In other cases the limit of the process of assimilation soon reaches its maximum point, more psychic material is rejected by the moment. Such conditions are to be found in various states of dissociation manifested in different forms of psychopathic diseases. The moment's capacity for assimilating new material is of limited range, soon reaches its utmost bounds and loses for the time being all capacity for further assimilation. Such states may be found in amnesia. The moment is then said to be dissociated from the main current of psychic life-activity. Specific stimuli under definite conditions are requisite to resuscitate the moment and arouse its power of assimilation.

It is certainly interesting and instructive to study the fluctuations of the moment's power of assimilation in abnormal mental states. In some forms of mental diseases and general psychic derangements the moment may be of ephemeral and unstable character; it may dissolve soon after its birth. Such conditions are to be found in various forms of maniacal states and in the initial stages of many cases of general paresis.

In psychomotor manifestations of a psychopathic character moments-consciousness are often formed and dissolved like soap-bubbles. The investigation of them is of the utmost interest and value. In hypnosis moments of such a nature may be experimentally induced and studied. The whole process can thus be followed through all the stages of evolution and dissolution.

A greater condition of stability is to be found in the various automatisms preceding or following epileptic seizures, or in the so-called "psychic equivalents of epilepsy." The pure "psychic epilepsies" are essentially hypnoidic states, moments of stable character. This can be demonstrated both by observation and experiment.

The principle of selection is fundamental in the life- history of the moment. The whole tendency of the moment is to select material conducive to the furtherance of its activity and to reject all material that thwarts its functions and growth. This process of selection is from a biological standpoint essential for the survival and development of the moment.

The development of the moment may become arrested on some one stage of ontogenesis, and then the moment, belonging to a higher type resembles in its psychic activity that of a lower type; although it has many vestiges of the higher type, it is greatly modified in nature and as such really differs from the healthy normal representative of the corresponding low type. Still we may affirm that the arrested high type has virtually become a moment of low type. The state of psychosis of the imbecile, or idiot, may be taken as a good illustration. The mental activity of the idiot resembles the lower types of animal psychosis. Although as we have already pointed out, the consciousness of the idiot and that of the animal are by no means identical, still both belong to a low type of moment, and as such, they may be put on the same level.

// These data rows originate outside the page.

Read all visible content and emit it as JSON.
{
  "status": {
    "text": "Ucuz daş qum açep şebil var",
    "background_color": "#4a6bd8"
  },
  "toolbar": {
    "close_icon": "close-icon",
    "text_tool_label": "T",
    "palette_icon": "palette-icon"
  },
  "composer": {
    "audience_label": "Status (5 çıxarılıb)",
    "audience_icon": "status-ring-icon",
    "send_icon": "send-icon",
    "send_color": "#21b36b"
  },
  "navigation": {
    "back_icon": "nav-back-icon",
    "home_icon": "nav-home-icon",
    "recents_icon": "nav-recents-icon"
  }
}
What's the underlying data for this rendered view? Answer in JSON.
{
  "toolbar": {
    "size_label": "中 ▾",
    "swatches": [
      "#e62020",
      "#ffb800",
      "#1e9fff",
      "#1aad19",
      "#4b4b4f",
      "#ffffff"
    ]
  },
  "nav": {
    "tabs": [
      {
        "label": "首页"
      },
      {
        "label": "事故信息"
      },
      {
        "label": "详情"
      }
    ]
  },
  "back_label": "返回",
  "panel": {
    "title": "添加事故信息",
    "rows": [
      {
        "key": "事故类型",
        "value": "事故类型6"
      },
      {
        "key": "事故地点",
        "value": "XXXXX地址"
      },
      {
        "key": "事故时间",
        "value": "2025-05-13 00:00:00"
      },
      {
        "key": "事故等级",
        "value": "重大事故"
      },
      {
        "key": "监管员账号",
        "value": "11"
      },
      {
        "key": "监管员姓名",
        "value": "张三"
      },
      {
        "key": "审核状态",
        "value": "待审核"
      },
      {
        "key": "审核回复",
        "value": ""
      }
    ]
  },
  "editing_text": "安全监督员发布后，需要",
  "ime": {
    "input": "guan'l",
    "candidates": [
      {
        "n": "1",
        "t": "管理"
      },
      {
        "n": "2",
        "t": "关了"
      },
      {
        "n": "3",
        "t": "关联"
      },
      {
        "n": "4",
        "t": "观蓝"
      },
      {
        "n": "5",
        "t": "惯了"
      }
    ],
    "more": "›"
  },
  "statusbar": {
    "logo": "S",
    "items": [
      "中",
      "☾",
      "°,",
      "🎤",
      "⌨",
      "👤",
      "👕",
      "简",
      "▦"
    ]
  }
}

In pathological cases where mental degeneration sets in we also have a similar course. The moment of the higher type becomes degraded and falls to the level of lower and lowermost types, according to the advance of the process of degeneration. Such states are to be found in the degenerative psychosis characteristic of secondary dementia. When the pathological process is wide, intense, persistent, and lasting, then secondary dementia results in most cases of mental degeneration. Should, however, the process become arrested then the moment simply falls to the level of a relatively lower type.